It’s no secret that the leaders of many Christian traditions prefer to stick with unambiguously male depictions of God, despite the feminine alternatives present in both the Hebrew Bible and the New Testament. But it hasn’t always been this way.
The cross—that complex symbol of male violence, shame, courage, and sacrifice—didn’t start out as the dominant Christian symbol, Margaret R. Miles writes in the Christian Century (article not available online). Late medieval and Renaissance art often features the Virgin Mary, one breast exposed, nursing the baby Jesus. The mother’s breast is a symbol of God’s love; her milk represents salvation. Miles traces the history of this image and details how it was eventually replaced by one far manlier:
By 1750 the public meaning of naked breasts was largely medical or erotic. I have not been able to find a single religious image of the breast painted after 1750. By that time, it was impossible to symbolize God’s love by depicting a nursing Virgin. Meanwhile, crucifixion scenes increased in number and in their graphic depiction of violence and suffering.
She goes on to conclude that we’d do well to bring the nursing-mother image back:
In societies in which violence is rampant on the street and in the media, the nursing Virgin can perhaps communicate God’s love to people in a way that a violent image, the image of one more sacrificial victim, cannot.

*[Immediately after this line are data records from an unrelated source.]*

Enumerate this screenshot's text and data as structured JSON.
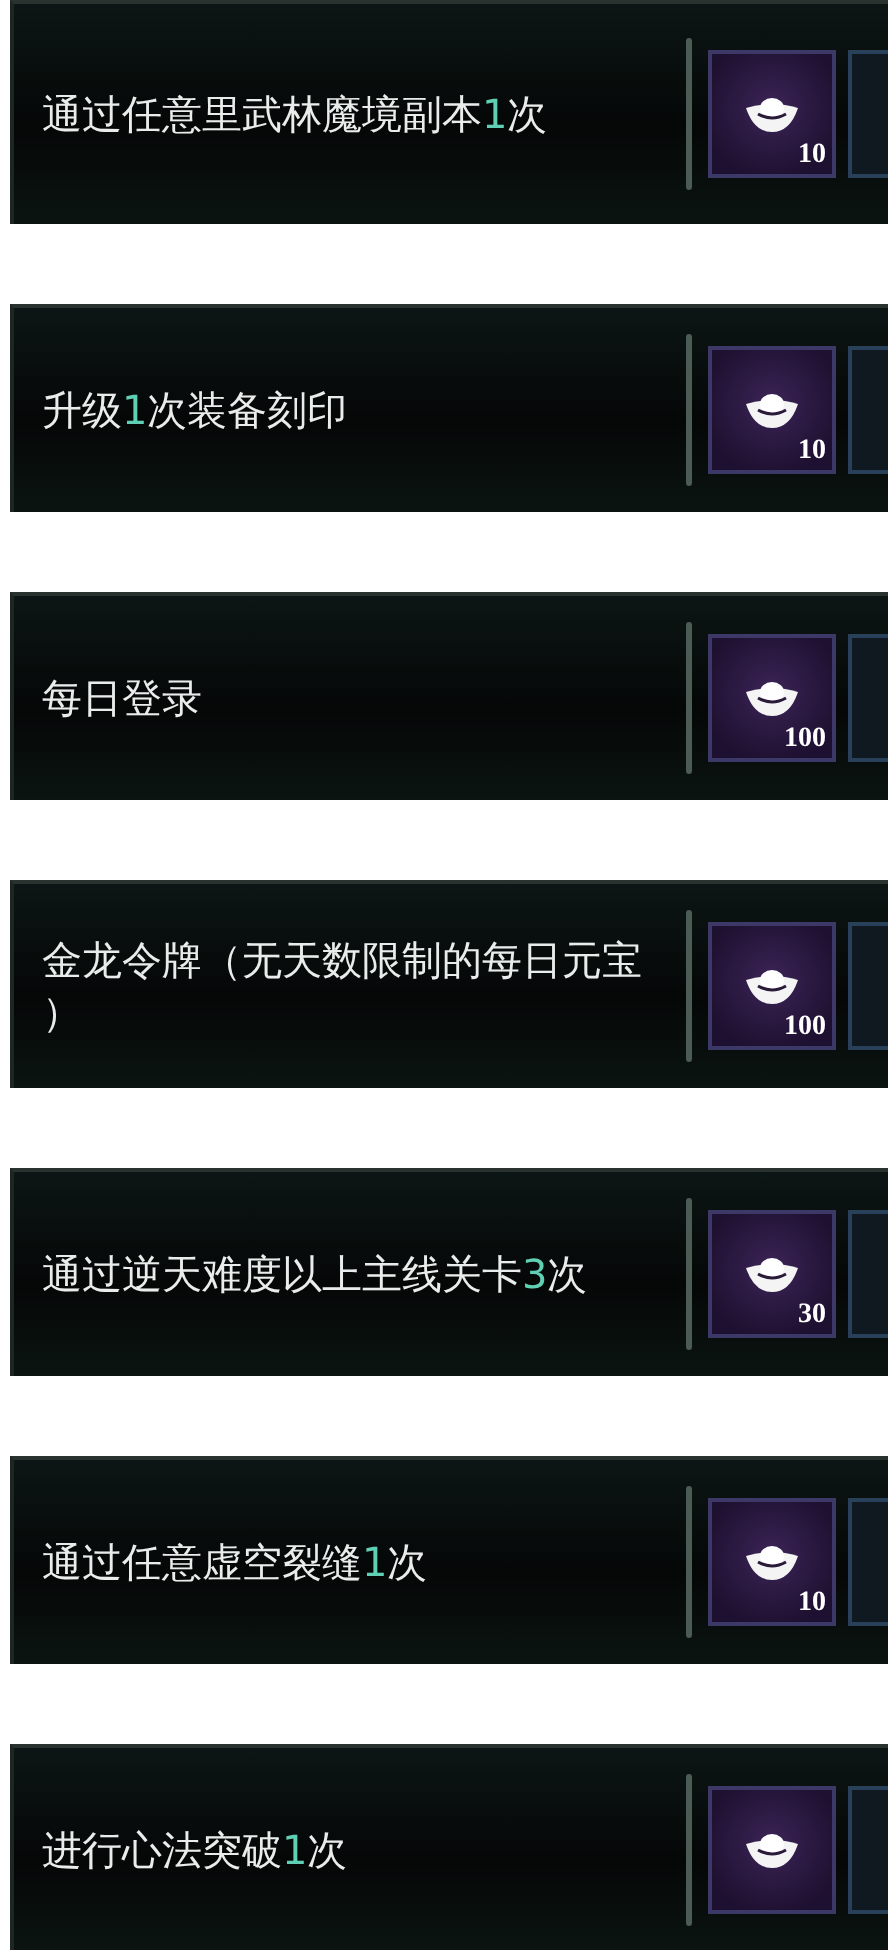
{
  "tasks": [
    {
      "title_parts": [
        {
          "text": "通过任意里武林魔境副本",
          "highlight": false
        },
        {
          "text": "1",
          "highlight": true
        },
        {
          "text": "次",
          "highlight": false
        }
      ],
      "reward": {
        "amount": "10"
      }
    },
    {
      "title_parts": [
        {
          "text": "升级",
          "highlight": false
        },
        {
          "text": "1",
          "highlight": true
        },
        {
          "text": "次装备刻印",
          "highlight": false
        }
      ],
      "reward": {
        "amount": "10"
      }
    },
    {
      "title_parts": [
        {
          "text": "每日登录",
          "highlight": false
        }
      ],
      "reward": {
        "amount": "100"
      }
    },
    {
      "title_parts": [
        {
          "text": "金龙令牌（无天数限制的每日元宝）",
          "highlight": false
        }
      ],
      "reward": {
        "amount": "100"
      }
    },
    {
      "title_parts": [
        {
          "text": "通过逆天难度以上主线关卡",
          "highlight": false
        },
        {
          "text": "3",
          "highlight": true
        },
        {
          "text": "次",
          "highlight": false
        }
      ],
      "reward": {
        "amount": "30"
      }
    },
    {
      "title_parts": [
        {
          "text": "通过任意虚空裂缝",
          "highlight": false
        },
        {
          "text": "1",
          "highlight": true
        },
        {
          "text": "次",
          "highlight": false
        }
      ],
      "reward": {
        "amount": "10"
      }
    },
    {
      "title_parts": [
        {
          "text": "进行心法突破",
          "highlight": false
        },
        {
          "text": "1",
          "highlight": true
        },
        {
          "text": "次",
          "highlight": false
        }
      ]
    }
  ]
}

On a related note, the Vatican recently clarified that all Catholics baptized in the name of the creator, redeemer, and sanctifier—a popular gender-neutral alternative to father, son, and holy spirit—should be re-baptized using the proper male names for God.